MATERIAL SUPPLIED:
· · · ·

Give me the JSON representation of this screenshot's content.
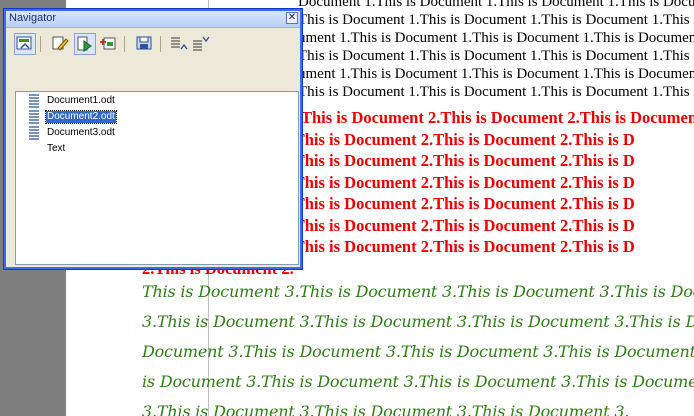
{
  "navigator": {
    "title": "Navigator",
    "toolbar": [
      {
        "name": "toggle-master-view-icon"
      },
      {
        "name": "edit-icon"
      },
      {
        "name": "update-icon"
      },
      {
        "name": "insert-icon"
      },
      {
        "name": "save-contents-icon"
      },
      {
        "name": "move-up-icon"
      },
      {
        "name": "move-down-icon"
      }
    ],
    "tree": [
      {
        "label": "Document1.odt",
        "icon": "document-icon",
        "selected": false
      },
      {
        "label": "Document2.odt",
        "icon": "document-icon",
        "selected": true
      },
      {
        "label": "Document3.odt",
        "icon": "document-icon",
        "selected": false
      },
      {
        "label": "Text",
        "icon": "",
        "selected": false
      }
    ]
  },
  "document": {
    "doc1_lines": [
      "Document 1.This is Document 1.This is Document 1.This is Document 1.This is",
      "This is Document 1.This is Document 1.This is Document 1.This is Document 1.This is",
      "ument 1.This is Document 1.This is Document 1.This is Document 1.This is Document",
      "This is Document 1.This is Document 1.This is Document 1.This is Document 1.This is",
      "ument 1.This is Document 1.This is Document 1.This is Document 1.This is Document",
      "This is Document 1.This is Document 1.This is Document 1.This is Document 1.This is"
    ],
    "doc2_lines": [
      "This is Document 2.This is Document 2.This is Document 2.This is Do",
      "2.This is Document 2.This is Document 2.This is Document 2.This is D",
      "2.This is Document 2.This is Document 2.This is Document 2.This is D",
      "2.This is Document 2.This is Document 2.This is Document 2.This is D",
      "2.This is Document 2.This is Document 2.This is Document 2.This is D",
      "2.This is Document 2.This is Document 2.This is Document 2.This is D",
      "2.This is Document 2.This is Document 2.This is Document 2.This is D",
      "2.This is Document 2."
    ],
    "doc3_lines": [
      "This is Document 3.This is Document 3.This is Document 3.This is Document 3",
      "3.This is Document 3.This is Document 3.This is Document 3.This is Document",
      "Document 3.This is Document 3.This is Document 3.This is Document 3.This is",
      "is Document 3.This is Document 3.This is Document 3.This is Document 3.This",
      "3.This is Document 3.This is Document 3.This is Document 3."
    ]
  }
}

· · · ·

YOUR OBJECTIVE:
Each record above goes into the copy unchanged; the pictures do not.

SOLUTION TO THIS PROBLEM:
Give me the JSON representation of this screenshot's content.
{
  "navigator": {
    "title": "Navigator",
    "toolbar": [
      {
        "name": "toggle-master-view-icon"
      },
      {
        "name": "edit-icon"
      },
      {
        "name": "update-icon"
      },
      {
        "name": "insert-icon"
      },
      {
        "name": "save-contents-icon"
      },
      {
        "name": "move-up-icon"
      },
      {
        "name": "move-down-icon"
      }
    ],
    "tree": [
      {
        "label": "Document1.odt",
        "icon": "document-icon",
        "selected": false
      },
      {
        "label": "Document2.odt",
        "icon": "document-icon",
        "selected": true
      },
      {
        "label": "Document3.odt",
        "icon": "document-icon",
        "selected": false
      },
      {
        "label": "Text",
        "icon": "",
        "selected": false
      }
    ]
  },
  "document": {
    "doc1_lines": [
      "Document 1.This is Document 1.This is Document 1.This is Document 1.This is",
      "This is Document 1.This is Document 1.This is Document 1.This is Document 1.This is",
      "ument 1.This is Document 1.This is Document 1.This is Document 1.This is Document",
      "This is Document 1.This is Document 1.This is Document 1.This is Document 1.This is",
      "ument 1.This is Document 1.This is Document 1.This is Document 1.This is Document",
      "This is Document 1.This is Document 1.This is Document 1.This is Document 1.This is"
    ],
    "doc2_lines": [
      "This is Document 2.This is Document 2.This is Document 2.This is Do",
      "2.This is Document 2.This is Document 2.This is Document 2.This is D",
      "2.This is Document 2.This is Document 2.This is Document 2.This is D",
      "2.This is Document 2.This is Document 2.This is Document 2.This is D",
      "2.This is Document 2.This is Document 2.This is Document 2.This is D",
      "2.This is Document 2.This is Document 2.This is Document 2.This is D",
      "2.This is Document 2.This is Document 2.This is Document 2.This is D",
      "2.This is Document 2."
    ],
    "doc3_lines": [
      "This is Document 3.This is Document 3.This is Document 3.This is Document 3",
      "3.This is Document 3.This is Document 3.This is Document 3.This is Document",
      "Document 3.This is Document 3.This is Document 3.This is Document 3.This is",
      "is Document 3.This is Document 3.This is Document 3.This is Document 3.This",
      "3.This is Document 3.This is Document 3.This is Document 3."
    ]
  }
}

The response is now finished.